Your reply is to be the lines below, exactly as written, with images omitted.

::: PROVIDED RECORDS

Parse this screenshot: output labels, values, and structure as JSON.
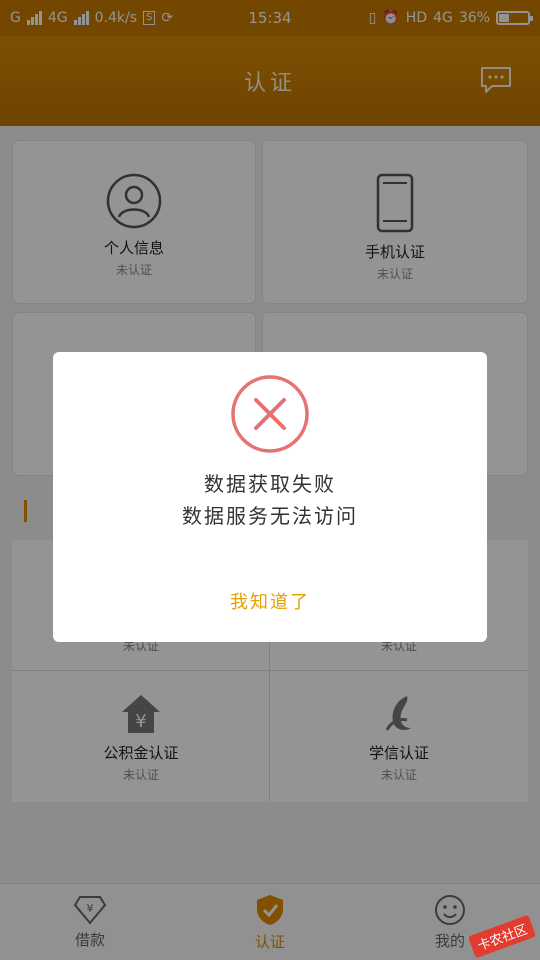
{
  "status_bar": {
    "carrier1": "G",
    "net_type": "4G",
    "speed": "0.4k/s",
    "time": "15:34",
    "hd_label": "HD",
    "net_type2": "4G",
    "battery_text": "36%",
    "battery_level": 0.36
  },
  "header": {
    "title": "认证",
    "message_icon": "message-icon"
  },
  "cards": [
    {
      "title": "个人信息",
      "status": "未认证",
      "icon": "person-icon"
    },
    {
      "title": "手机认证",
      "status": "未认证",
      "icon": "phone-icon"
    }
  ],
  "grid_top_status": [
    "未认证",
    "未认证"
  ],
  "grid_bottom": [
    {
      "title": "公积金认证",
      "status": "未认证",
      "icon": "house-fund-icon"
    },
    {
      "title": "学信认证",
      "status": "未认证",
      "icon": "education-icon"
    }
  ],
  "dialog": {
    "line1": "数据获取失败",
    "line2": "数据服务无法访问",
    "ok_label": "我知道了",
    "icon": "error-x-icon"
  },
  "tabs": [
    {
      "label": "借款",
      "icon": "diamond-yen-icon",
      "active": false
    },
    {
      "label": "认证",
      "icon": "shield-check-icon",
      "active": true
    },
    {
      "label": "我的",
      "icon": "smile-icon",
      "active": false
    }
  ],
  "watermark": "卡农社区",
  "colors": {
    "accent": "#e08a00",
    "header": "#c77a00",
    "dialog_button": "#e5a000",
    "error": "#e57373"
  }
}
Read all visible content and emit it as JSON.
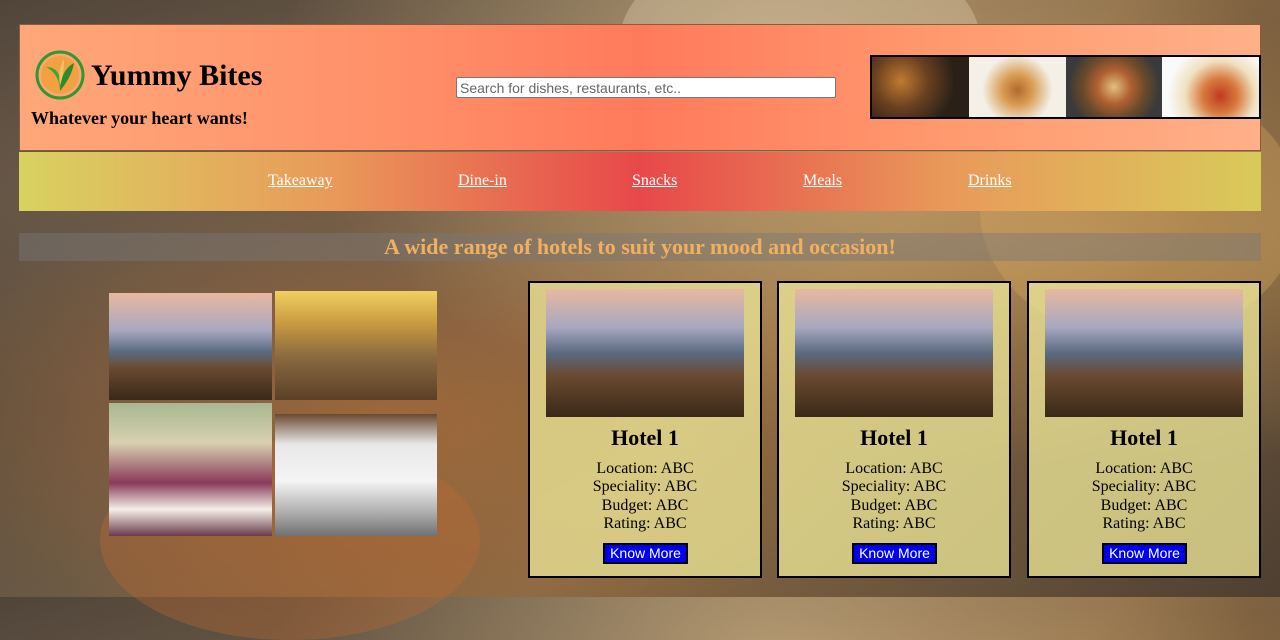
{
  "header": {
    "brand": "Yummy Bites",
    "tagline": "Whatever your heart wants!",
    "search_placeholder": "Search for dishes, restaurants, etc.."
  },
  "nav": {
    "items": [
      "Takeaway",
      "Dine-in",
      "Snacks",
      "Meals",
      "Drinks"
    ]
  },
  "hero": {
    "text": "A wide range of hotels to suit your mood and occasion!"
  },
  "cards": [
    {
      "title": "Hotel 1",
      "location": "Location: ABC",
      "speciality": "Speciality: ABC",
      "budget": "Budget: ABC",
      "rating": "Rating: ABC",
      "button": "Know More"
    },
    {
      "title": "Hotel 1",
      "location": "Location: ABC",
      "speciality": "Speciality: ABC",
      "budget": "Budget: ABC",
      "rating": "Rating: ABC",
      "button": "Know More"
    },
    {
      "title": "Hotel 1",
      "location": "Location: ABC",
      "speciality": "Speciality: ABC",
      "budget": "Budget: ABC",
      "rating": "Rating: ABC",
      "button": "Know More"
    }
  ],
  "colors": {
    "header_gradient": [
      "#ffa77a",
      "#ff7a5c",
      "#ffb089"
    ],
    "nav_gradient": [
      "#d8d260",
      "#e8484a",
      "#d8ca5a"
    ],
    "hero_text": "#f0b060",
    "button": "#0000ee"
  },
  "icons": {
    "logo": "leaf-logo-icon"
  }
}
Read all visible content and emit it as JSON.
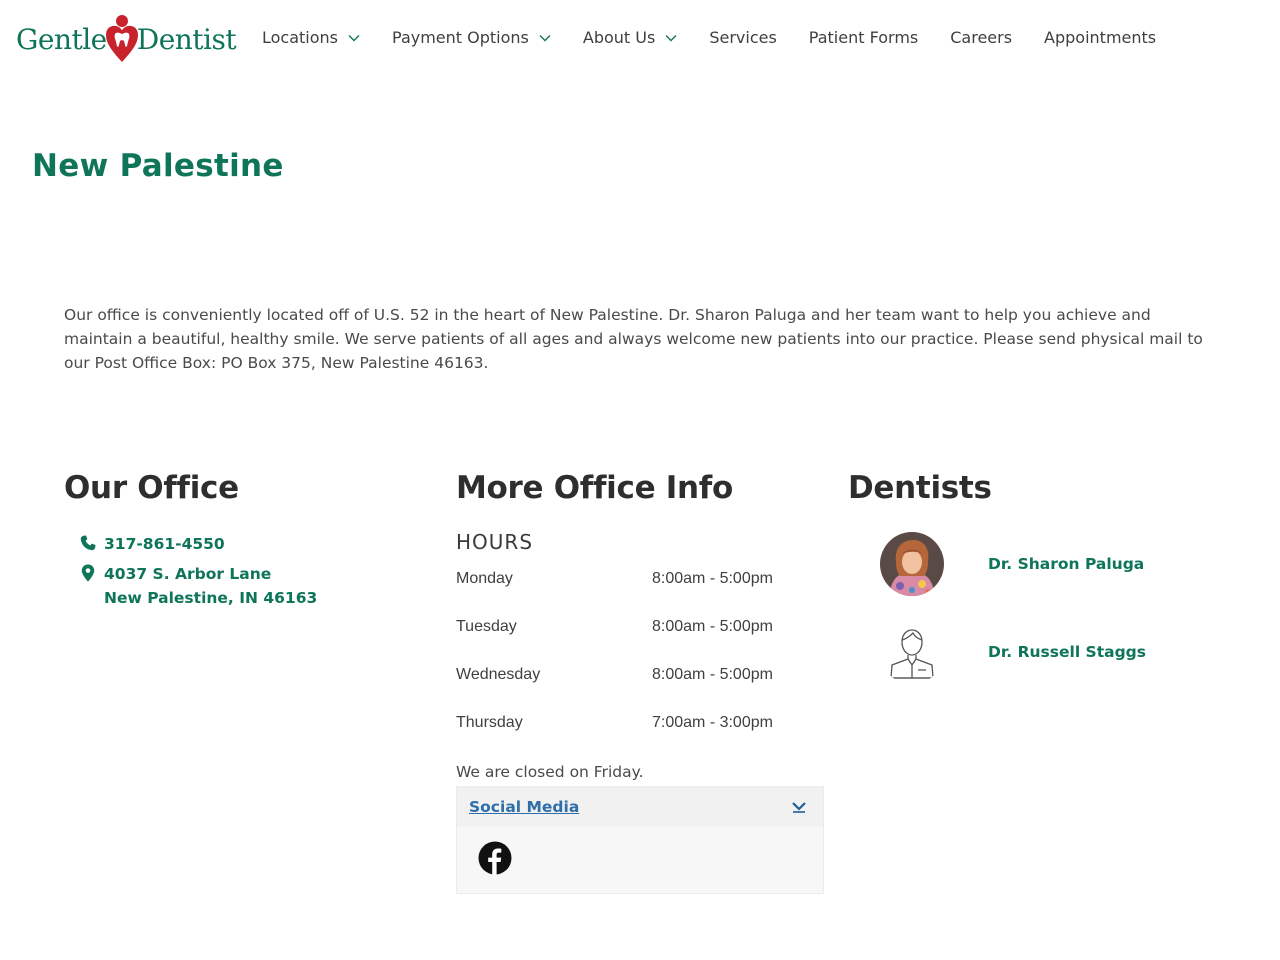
{
  "brand": {
    "left": "Gentle",
    "right": "Dentist",
    "color_primary": "#0f7558",
    "color_heart": "#c8232c"
  },
  "nav": [
    {
      "label": "Locations",
      "dropdown": true
    },
    {
      "label": "Payment Options",
      "dropdown": true
    },
    {
      "label": "About Us",
      "dropdown": true
    },
    {
      "label": "Services",
      "dropdown": false
    },
    {
      "label": "Patient Forms",
      "dropdown": false
    },
    {
      "label": "Careers",
      "dropdown": false
    },
    {
      "label": "Appointments",
      "dropdown": false
    }
  ],
  "page": {
    "title": "New Palestine",
    "intro": "Our office is conveniently located off of U.S. 52 in the heart of New Palestine. Dr. Sharon Paluga and her team want to help you achieve and maintain a beautiful, healthy smile. We serve patients of all ages and always welcome new patients into our practice. Please send physical mail to our Post Office Box: PO Box 375, New Palestine 46163."
  },
  "office": {
    "heading": "Our Office",
    "phone": "317-861-4550",
    "address_line1": "4037 S. Arbor Lane",
    "address_line2": "New Palestine, IN 46163"
  },
  "more_info": {
    "heading": "More Office Info",
    "hours_label": "HOURS",
    "hours": [
      {
        "day": "Monday",
        "time": "8:00am - 5:00pm"
      },
      {
        "day": "Tuesday",
        "time": "8:00am - 5:00pm"
      },
      {
        "day": "Wednesday",
        "time": "8:00am - 5:00pm"
      },
      {
        "day": "Thursday",
        "time": "7:00am - 3:00pm"
      }
    ],
    "closed_note": "We are closed on Friday.",
    "social_title": "Social Media",
    "social_icons": [
      "facebook-icon"
    ]
  },
  "dentists": {
    "heading": "Dentists",
    "list": [
      {
        "name": "Dr. Sharon Paluga",
        "avatar": "photo"
      },
      {
        "name": "Dr. Russell Staggs",
        "avatar": "placeholder-outline"
      }
    ]
  }
}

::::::

§ YOUR RESPONSE
Parse this screenshot: output labels, values, and structure as JSON.
{
  "status_bar": {
    "carrier1": "G",
    "net_type": "4G",
    "speed": "0.4k/s",
    "time": "15:34",
    "hd_label": "HD",
    "net_type2": "4G",
    "battery_text": "36%",
    "battery_level": 0.36
  },
  "header": {
    "title": "认证",
    "message_icon": "message-icon"
  },
  "cards": [
    {
      "title": "个人信息",
      "status": "未认证",
      "icon": "person-icon"
    },
    {
      "title": "手机认证",
      "status": "未认证",
      "icon": "phone-icon"
    }
  ],
  "grid_top_status": [
    "未认证",
    "未认证"
  ],
  "grid_bottom": [
    {
      "title": "公积金认证",
      "status": "未认证",
      "icon": "house-fund-icon"
    },
    {
      "title": "学信认证",
      "status": "未认证",
      "icon": "education-icon"
    }
  ],
  "dialog": {
    "line1": "数据获取失败",
    "line2": "数据服务无法访问",
    "ok_label": "我知道了",
    "icon": "error-x-icon"
  },
  "tabs": [
    {
      "label": "借款",
      "icon": "diamond-yen-icon",
      "active": false
    },
    {
      "label": "认证",
      "icon": "shield-check-icon",
      "active": true
    },
    {
      "label": "我的",
      "icon": "smile-icon",
      "active": false
    }
  ],
  "watermark": "卡农社区",
  "colors": {
    "accent": "#e08a00",
    "header": "#c77a00",
    "dialog_button": "#e5a000",
    "error": "#e57373"
  }
}
Read all visible content and emit it as JSON.
{
  "header": {
    "brand": "Yummy Bites",
    "tagline": "Whatever your heart wants!",
    "search_placeholder": "Search for dishes, restaurants, etc.."
  },
  "nav": {
    "items": [
      "Takeaway",
      "Dine-in",
      "Snacks",
      "Meals",
      "Drinks"
    ]
  },
  "hero": {
    "text": "A wide range of hotels to suit your mood and occasion!"
  },
  "cards": [
    {
      "title": "Hotel 1",
      "location": "Location: ABC",
      "speciality": "Speciality: ABC",
      "budget": "Budget: ABC",
      "rating": "Rating: ABC",
      "button": "Know More"
    },
    {
      "title": "Hotel 1",
      "location": "Location: ABC",
      "speciality": "Speciality: ABC",
      "budget": "Budget: ABC",
      "rating": "Rating: ABC",
      "button": "Know More"
    },
    {
      "title": "Hotel 1",
      "location": "Location: ABC",
      "speciality": "Speciality: ABC",
      "budget": "Budget: ABC",
      "rating": "Rating: ABC",
      "button": "Know More"
    }
  ],
  "colors": {
    "header_gradient": [
      "#ffa77a",
      "#ff7a5c",
      "#ffb089"
    ],
    "nav_gradient": [
      "#d8d260",
      "#e8484a",
      "#d8ca5a"
    ],
    "hero_text": "#f0b060",
    "button": "#0000ee"
  },
  "icons": {
    "logo": "leaf-logo-icon"
  }
}
Read all visible content and emit it as JSON.
{
  "brand": {
    "left": "Gentle",
    "right": "Dentist",
    "color_primary": "#0f7558",
    "color_heart": "#c8232c"
  },
  "nav": [
    {
      "label": "Locations",
      "dropdown": true
    },
    {
      "label": "Payment Options",
      "dropdown": true
    },
    {
      "label": "About Us",
      "dropdown": true
    },
    {
      "label": "Services",
      "dropdown": false
    },
    {
      "label": "Patient Forms",
      "dropdown": false
    },
    {
      "label": "Careers",
      "dropdown": false
    },
    {
      "label": "Appointments",
      "dropdown": false
    }
  ],
  "page": {
    "title": "New Palestine",
    "intro": "Our office is conveniently located off of U.S. 52 in the heart of New Palestine. Dr. Sharon Paluga and her team want to help you achieve and maintain a beautiful, healthy smile. We serve patients of all ages and always welcome new patients into our practice. Please send physical mail to our Post Office Box: PO Box 375, New Palestine 46163."
  },
  "office": {
    "heading": "Our Office",
    "phone": "317-861-4550",
    "address_line1": "4037 S. Arbor Lane",
    "address_line2": "New Palestine, IN 46163"
  },
  "more_info": {
    "heading": "More Office Info",
    "hours_label": "HOURS",
    "hours": [
      {
        "day": "Monday",
        "time": "8:00am - 5:00pm"
      },
      {
        "day": "Tuesday",
        "time": "8:00am - 5:00pm"
      },
      {
        "day": "Wednesday",
        "time": "8:00am - 5:00pm"
      },
      {
        "day": "Thursday",
        "time": "7:00am - 3:00pm"
      }
    ],
    "closed_note": "We are closed on Friday.",
    "social_title": "Social Media",
    "social_icons": [
      "facebook-icon"
    ]
  },
  "dentists": {
    "heading": "Dentists",
    "list": [
      {
        "name": "Dr. Sharon Paluga",
        "avatar": "photo"
      },
      {
        "name": "Dr. Russell Staggs",
        "avatar": "placeholder-outline"
      }
    ]
  }
}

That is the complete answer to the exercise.